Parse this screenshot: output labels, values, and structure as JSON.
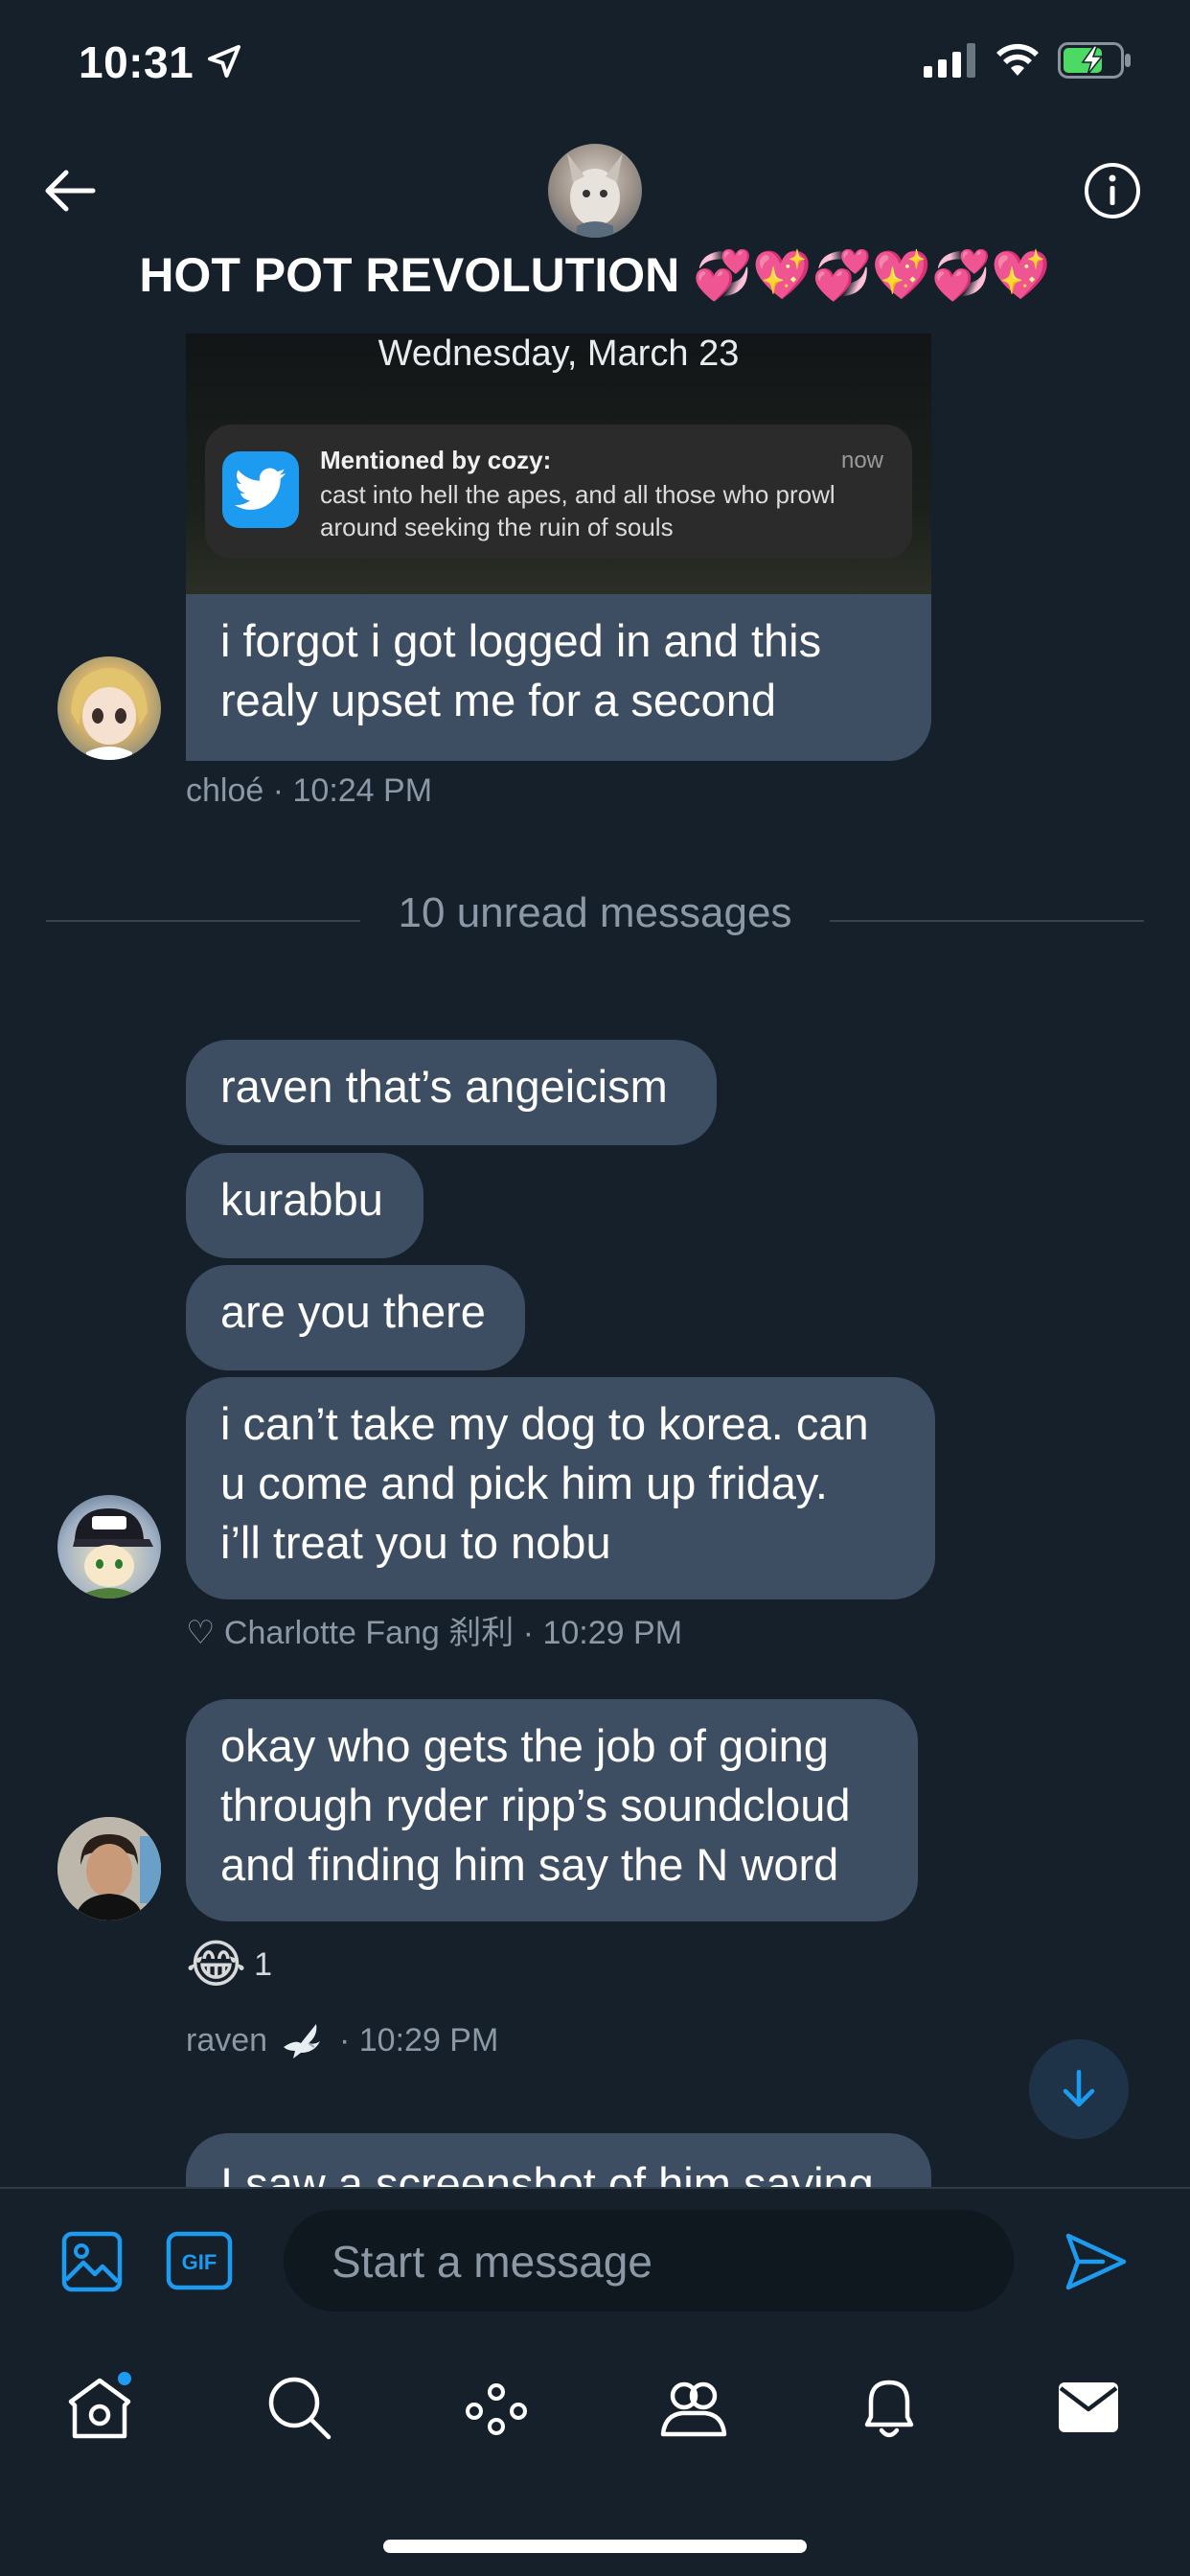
{
  "status": {
    "time": "10:31"
  },
  "header": {
    "title": "HOT POT REVOLUTION 💞💖💞💖💞💖"
  },
  "attachment": {
    "date": "Wednesday, March 23",
    "notification": {
      "title": "Mentioned by cozy:",
      "time": "now",
      "body": "cast into hell the apes, and all those who prowl around seeking the ruin of souls"
    }
  },
  "messages": [
    {
      "text_lines": [
        "i forgot i got logged in and this",
        "realy upset me for a second"
      ],
      "meta": "chloé · 10:24 PM"
    },
    {
      "text": "raven that’s angeicism"
    },
    {
      "text": "kurabbu"
    },
    {
      "text": "are you there"
    },
    {
      "text_lines": [
        "i can’t take my dog to korea. can",
        "u come and pick him up friday.",
        "i’ll treat you to nobu"
      ],
      "meta": "♡ Charlotte Fang 刹利 · 10:29 PM"
    },
    {
      "text_lines": [
        "okay who gets the job of going",
        "through ryder ripp’s soundcloud",
        "and finding him say the N word"
      ],
      "reaction": {
        "emoji": "😂",
        "count": "1"
      },
      "meta_name": "raven",
      "meta_time": "· 10:29 PM"
    },
    {
      "text": "I saw a screenshot of him saying"
    }
  ],
  "divider": {
    "unread": "10 unread messages"
  },
  "composer": {
    "placeholder": "Start a message"
  },
  "nav": [
    "home-icon",
    "search-icon",
    "spaces-icon",
    "communities-icon",
    "notifications-icon",
    "messages-icon"
  ],
  "colors": {
    "background": "#15202b",
    "bubble": "#3d4e63",
    "accent": "#1d9bf0",
    "muted_text": "#8b98a5"
  }
}
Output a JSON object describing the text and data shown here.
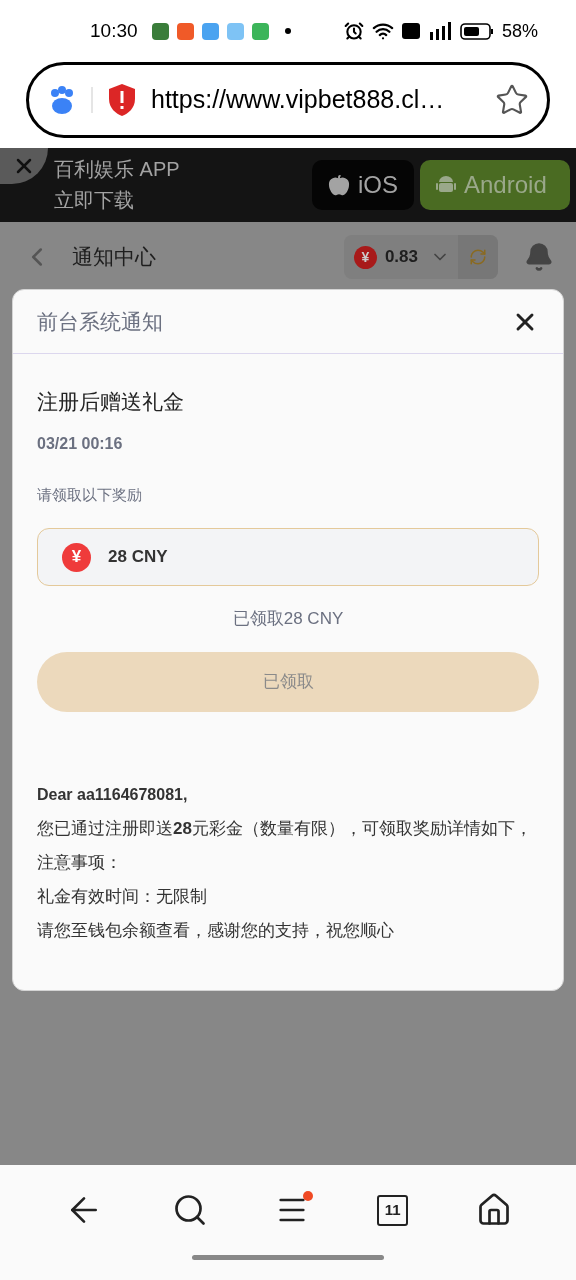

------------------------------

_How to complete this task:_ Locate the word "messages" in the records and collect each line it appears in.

_Response to the task:_
  "messages": [
    "unread": "10 unread messages"
    "messages-icon"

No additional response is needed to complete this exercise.